I have recently been playing the newly released Ghost of Tsushima PS4 video game, and besides being a great game, there are several cool animations and UI effects, but one that caught my eye was the disintegration effect of the mission text when you had completed said mission.
It’s not as explosive or as dusty as other text disintegration examples, and given the art direction within the game, I might think that these are supposed to be leaves or petals. After seeing this just a few times, I made it my mission to replicate that effect. And in the video tutorial below, you can find out how to do just that.
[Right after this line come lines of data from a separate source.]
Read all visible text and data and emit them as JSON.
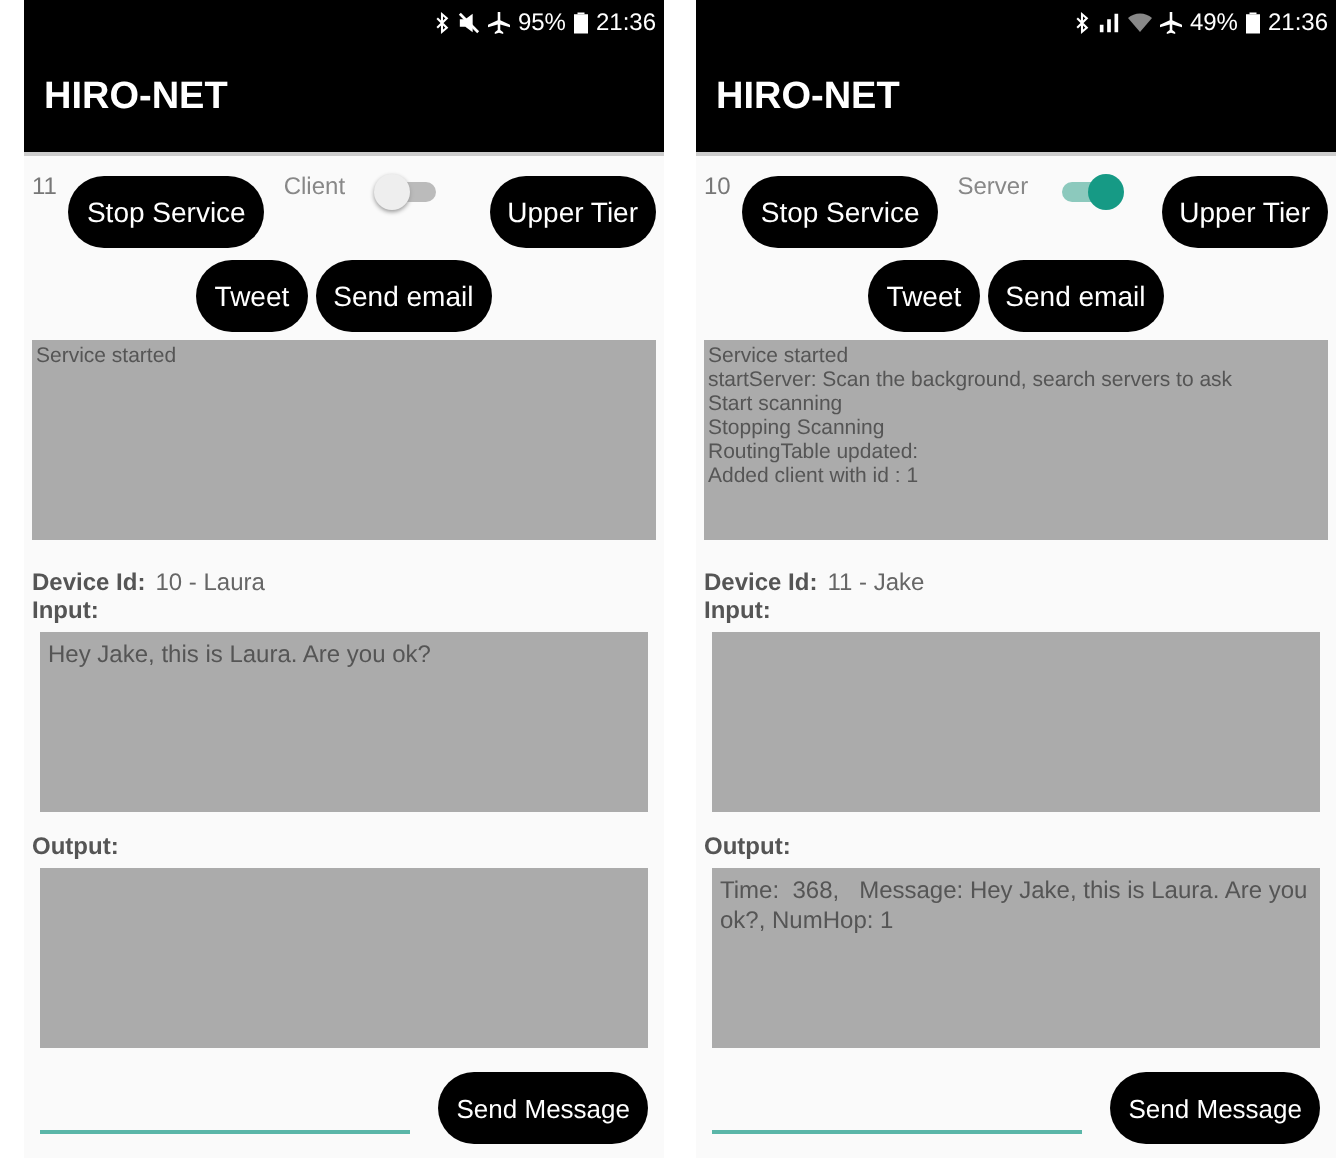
{
  "phones": [
    {
      "status_bar": {
        "icons": [
          {
            "kind": "bluetooth"
          },
          {
            "kind": "mute"
          },
          {
            "kind": "airplane"
          }
        ],
        "battery": "95%",
        "time": "21:36"
      },
      "app_title": "HIRO-NET",
      "node_count": "11",
      "stop_button": "Stop Service",
      "role_label": "Client",
      "role_switch_on": false,
      "upper_tier_button": "Upper Tier",
      "tweet_button": "Tweet",
      "email_button": "Send email",
      "log": [
        "Service started"
      ],
      "device_id_label": "Device Id:",
      "device_id": "10 - Laura",
      "input_label": "Input:",
      "input_value": "Hey Jake, this is Laura. Are you ok?",
      "output_label": "Output:",
      "send_button": "Send Message"
    },
    {
      "status_bar": {
        "icons": [
          {
            "kind": "bluetooth"
          },
          {
            "kind": "signal"
          },
          {
            "kind": "wifi"
          },
          {
            "kind": "airplane"
          }
        ],
        "battery": "49%",
        "time": "21:36"
      },
      "app_title": "HIRO-NET",
      "node_count": "10",
      "stop_button": "Stop Service",
      "role_label": "Server",
      "role_switch_on": true,
      "upper_tier_button": "Upper Tier",
      "tweet_button": "Tweet",
      "email_button": "Send email",
      "log": [
        "Service started",
        "startServer: Scan the background, search servers to ask",
        "Start scanning",
        "Stopping Scanning",
        "RoutingTable updated:",
        "Added client with id : 1"
      ],
      "device_id_label": "Device Id:",
      "device_id": "11 - Jake",
      "input_label": "Input:",
      "output_label": "Output:",
      "output_value": "Time:  368,   Message: Hey Jake, this is Laura. Are you ok?, NumHop: 1",
      "send_button": "Send Message"
    }
  ]
}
Not got time for the video? You can find the full transcript beneath, however, some segments may refer to a specific part of the video, so make sure you later watch the video.
If we refer back to the game and see how exactly the text breaks away, you can see that the text itself doesn’t actually disintegrate, but instead, particles are generated from the side of the text, and then the text is swept away with presumably a linear wipe. I want to take that foundation and make it more organic.
This is what I have.
Let’s go ahead and create this disintegration effect in Adobe After Effects.
To start, I’m going to create a new composition, and while you can use Kanji for symbols, you can also use text or shapes. However, to be in the style of the game, we will be placing the text vertically.
We are then going to add the Shatter effect to the text as opposed to using any type of particle generator.
Shatter Effect Settings – Shape
- Change View to Rendered
- Change Shape to Rhombi
- Increase Repetitions to 200
Direction refers to the direction of the shape, not the direction of the shatter, and we’re going to leave this as is, but we will come back to it later. We’re also going to reduce the extrusion depth to 0 as we don’t want any form of three-dimensional shapes.
Force 1 Settings
Now we come down to Force 1, and this is going to be one of two panels where we can give the text the Ghost of Tsushima look. However, before we do anything, let’s open force 2 and reduce the strength to 0, so which is going to turn off force 2 parameter.
- Reduce strength to 0.25
As noted in the game, the breakaway happens from the bottom of the Kanji text; therefore, we’re going to place the Position of the force at the bottom corner. In doing this, the shatter works its way up the text.
The radius defines the area that the force affects, but we don’t want it to happen all at once. As stated, I want to make sure it looks like naturally crumbles away like leaves caught in the wind. As such, we’re going to reduce this to 0.20 but also press the stopwatch to create a keyframe. Then incrementially move forward a few frames and increase the radius until it covers the entire text.
I can’t give you a specific number to use for each step because everyone’s text will be smaller or larger in shape, depending on what you have written. But looking at mine, I’ve gone from 0.20 to 0.38, to 0.60. and this was within 22 frames. So, at 24fps, it was nearly a second for the entire text to crumble.
While the disintegration effect looks good, the physics simulation is entirely wrong. So, let’s open the physics property.
Rotation speed and tumble are intrinsically linked. The tumble sets which axis the pieces will rotate along, and the rotation speed dictates how fast those rotations are. We’re going to set this at free and bump up the rotation to 1. Likewise, we are also going to bump up the randomness to 1.
Viscosity Specifies how fast pieces decelerate after being blown apart. We don’t that to happen. We want our leaves to do their own thing. We’re going to turn this off completely. Mass variance Specifies the theoretical weight of the pieces as they explode. For example, a large part is heavier than a small piece and therefore does not fly as far or as fast when it encounters the blast. So we’re going to bump this up to 100 so some parts just operate independently, kind of how leaves would act.
Finally, the gravity settings. Going by the game direction, we’re going to have our direction at 90 degrees too, and we’re going to reduce the gravity to 0.40, so it’s a slow force opposed to being instantly dragged down. To conclude the Shatter effect, we’re going to go back up to the direction, move the playhead to the start of the animation and select the stopwatch, move to the end of the animation and bump up the direction a considerable amount. This will give the shattered pieces better variance when they float away.
I think that could be rendered as-is. It looks very natural; the pieces move reasonably independently. However, we’re going to give it that extra bit of finesse with a Mesh Warp.
Jump back to the effects panel, add mesh warp to the text, and increase the rows and columns to 10 each. Now, these adjustments are to be minimal, and we only want to add 5-6 warp points. These points are to be very small to give the flow the slightest bend. If you make the warp too large, it will be very apparent and look like all these particles have been sucked into a vacuum within this one area.
To finish the effect, like Ghost of Tshumia, there’s a subtle glow to the text.
So we’re going to add a glow.
- Glow Based On: Alpha Channel
- Radius: 75
- Color Looping: Sawtooth A>B.
Then change color A to a very light yellow.
With the settings followed above, you should have an excellent looking disintegration effect. However, if you’re new to After Effects and still get lost with the guide, you can download this preset to auto-complete the process. You can download the preset here. Note, when using the preset, you will need to adjust the position within the Force 1 panel.
For more video game-inspired effects, check out the links below.